Ruth Bader Ginsburg in hospital for treatment of possible infection


The US supreme court justice Ruth Bader Ginsburg has been admitted to hospital for treatment for a possible infection. She is likely to be there for “a few days”, the court announced.

According to a statement, she is resting comfortably and will stay in hospital for a few days for antibiotic treatment.

She was admitted to the Johns Hopkins hospital in Baltimore, Maryland, early on Tuesday morning.

Ginsburg is the oldest judge on the supreme court, at 87, and has been hospitalized several times in recent years, including for treatment for cancer. She sits firmly on the liberal wing of the court and is a native New Yorker, from Brooklyn.

The supreme court just wrapped up a historic set of June rulings that favored a woman’s right to choose abortion, the rights of undocumented young immigrants known as Dreamers to be protected from deportation, and the rights of LGBTQ+ people in the work place.

When the justice was last in the hospital, also at Johns Hopkins, in May for a non-surgical procedure for a gallstone that had caused an infection, she continued to participate in the court’s oral arguments remotely from the hospital.

The latest news means she has been in hospital twice during the coronavirus outbreak in the US, which has put pressure on hospitals in hotspots with the highest levels of cases, such as New York and now southern states from Florida to California.
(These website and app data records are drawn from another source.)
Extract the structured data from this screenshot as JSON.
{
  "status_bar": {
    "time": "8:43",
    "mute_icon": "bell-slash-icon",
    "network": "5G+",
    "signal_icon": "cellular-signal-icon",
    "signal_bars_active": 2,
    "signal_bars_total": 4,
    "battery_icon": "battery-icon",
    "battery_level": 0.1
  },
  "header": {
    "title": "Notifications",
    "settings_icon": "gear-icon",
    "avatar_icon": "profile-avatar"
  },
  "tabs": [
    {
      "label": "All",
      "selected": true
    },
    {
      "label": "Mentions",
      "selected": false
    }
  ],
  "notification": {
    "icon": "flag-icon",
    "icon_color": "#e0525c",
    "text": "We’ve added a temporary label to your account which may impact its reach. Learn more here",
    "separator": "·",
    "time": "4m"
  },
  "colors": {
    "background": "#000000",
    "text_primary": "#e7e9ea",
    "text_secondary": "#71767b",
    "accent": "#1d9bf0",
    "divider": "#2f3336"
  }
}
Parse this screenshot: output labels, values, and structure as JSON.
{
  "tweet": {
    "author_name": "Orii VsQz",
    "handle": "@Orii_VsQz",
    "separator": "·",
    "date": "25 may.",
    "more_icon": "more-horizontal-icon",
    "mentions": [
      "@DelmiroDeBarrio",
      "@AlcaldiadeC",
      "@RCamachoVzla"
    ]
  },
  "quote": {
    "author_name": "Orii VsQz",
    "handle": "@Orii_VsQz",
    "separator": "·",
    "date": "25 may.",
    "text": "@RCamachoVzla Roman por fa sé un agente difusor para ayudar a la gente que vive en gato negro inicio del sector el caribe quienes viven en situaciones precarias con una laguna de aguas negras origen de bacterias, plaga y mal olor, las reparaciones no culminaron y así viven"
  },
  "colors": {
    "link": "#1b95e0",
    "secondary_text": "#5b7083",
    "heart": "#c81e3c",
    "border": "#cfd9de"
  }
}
She has had a number of health scares in recent years. In November 2018, she broke three ribs in a fall. Subsequent medical tests led to treatment for lung cancer that caused her to miss oral arguments in January 2019. She returned to the bench but said in August that year that she had received radiation therapy to treat pancreatic cancer.

And Ginsburg was admitted to a hospital in November 2019 for two nights suffering from a fever and chills, but she returned to work at the court the day after being released. In January, she said she was cancer free.

The health of the liberal justice is closely watched because a supreme court vacancy would give Donald Trump the opportunity to appoint a third justice to the nine-member court and push it further to the right. The court currently has a 5-4 conservative majority.

Ginsburg was nominated by Bill Clinton in 1993 and only the conservative justice Clarence Thomas, 71, and appointed by George HW Bush in 1991, has served longer among current members of the court.

The supreme court said in a statement later Tuesday that Ginsburg “was initially evaluated at Sibley Memorial hospital in Washington DC, last night after experiencing fever and chills.

“She underwent an endoscopic procedure at Johns Hopkins this afternoon to clean out a bile duct stent that was placed last August. The justice is resting comfortably and will stay in the hospital for a few days to receive intravenous antibiotic treatment.”